Source: AgriLife Today
With temperatures dropping, many Texas residents likely will be getting some unwanted guests in their homes around the holidays, according to Texas A&M AgriLife Extension Service pest management experts.
“This time of year, squirrels, as well as raccoons, will try to make nests in attics,” said Janet Hurley, AgriLife Extension program specialist in integrated pest management, Dallas. “Also several species of ants will nest in the walls of homes for warmth and protection.”
Hurley said another unwelcome guest people can expect to see more of as the weather turns colder is mice.
“Rodents can infest homes, threaten public health and destroy property,” Hurley said.
She said the common house mouse, for example, can eat or contaminate household foods, cause structural damage by building nests and gnawing on furniture and electrical wires, and can spread disease.
Hurley said exclusion is an effective means of reducing the threat of rodent-borne diseases, allergens and other health threats. To help exclude mice and other rodents from the home, she recommended:

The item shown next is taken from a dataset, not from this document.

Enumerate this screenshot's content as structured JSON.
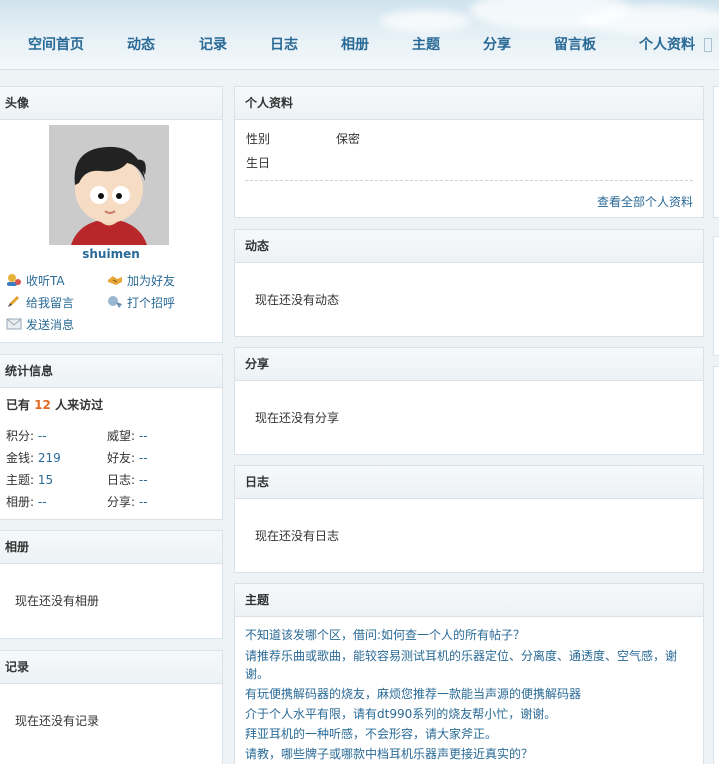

— Seal gaps of 1⁄4 inch or more with steel wool or a foam sealant that expands. Fill large holes or cracks with concrete or stuff with an excluder cloth.
— Seal around water, gas, electrical and other pipes and conduits.
— Install brush-type or baffle-style door sweeps to seal exterior doors.
— Seal gaps around eaves and the frames of screens and louvers.
— Do not let trash, weeds or wood accumulate near or along exterior walls or doorways.
— Keep garbage cans covered and lids tightly closed.
— Store pet food off the floor and in airtight containers.
To control mice that have already entered the home, Hurley suggests using traps as opposed to poison baits.
“If there are young children or pets in the home, consider placing the traps inside locked box stations to avoid accidents,” Hurley said. “The use of poison baits should be a last resort and is best left to the professionals since there could be risk to children and pets.”
Anyone traveling during the holidays should be aware of the potential for picking up bed bugs, according to Dr. Mike Merchant, AgriLife Extension urban entomologist for Texas A&M AgriLife Extension. Bed bugs are small, reddish-brown, oval-shaped insects that feed on human blood and are becoming more common in hotels and homes.
“Bed bugs are great at hitchhiking in luggage, and savvy travelers should know how to minimize their risk of bringing an unwelcome guest home from the holidays,” Merchant said.
He noted that while the risk of encountering these pests in your travels is relatively low, bringing a bed bug home is definitely not a good idea.
“Suffering a few bed bug bites while traveling is not pleasant, but it’s much worse to bring them home where they can proliferate,” he said.
Experts recommend avoiding setting luggage on or next to a bed or other upholstered furniture where bed bugs can easily stow away after feeding.
“This practice is an open invitation for bed bugs,” he said. Instead, put your stuff on the luggage rack away from the bed.
“It’s just now starting to get close to freezing in the South Central Texas area, but in the next few weeks I expect to start getting calls about more insects coming indoors,” said Wizzie Brown, AgriLife Extension entomologist for Travis County. “The ones I’m most likely to be getting calls about will be cockroaches, spiders and scorpions.”
Brown said the most effective means of control is to exclude these and other critters from the home by way of sealing exterior holes or cracks as well as eaves and frames around doors and windows.
“And if you have any tall grass or weeds around your house, or any wood, compost or leaves near your exterior walls, now would be a good time to remove those so they don’t provide a warm nesting area from which they might then enter your home,” she said.
Brown said now might also be a good time to prune any trees or shrubs that touch or overhang the house.
“That way animals can’t use those as a bridge to enter the house,” she said.
For more information on insect identification, exclusion and control, go to communityipm.tamu.edu or bit.ly/1lFxrHi.
Source: AgriLife Today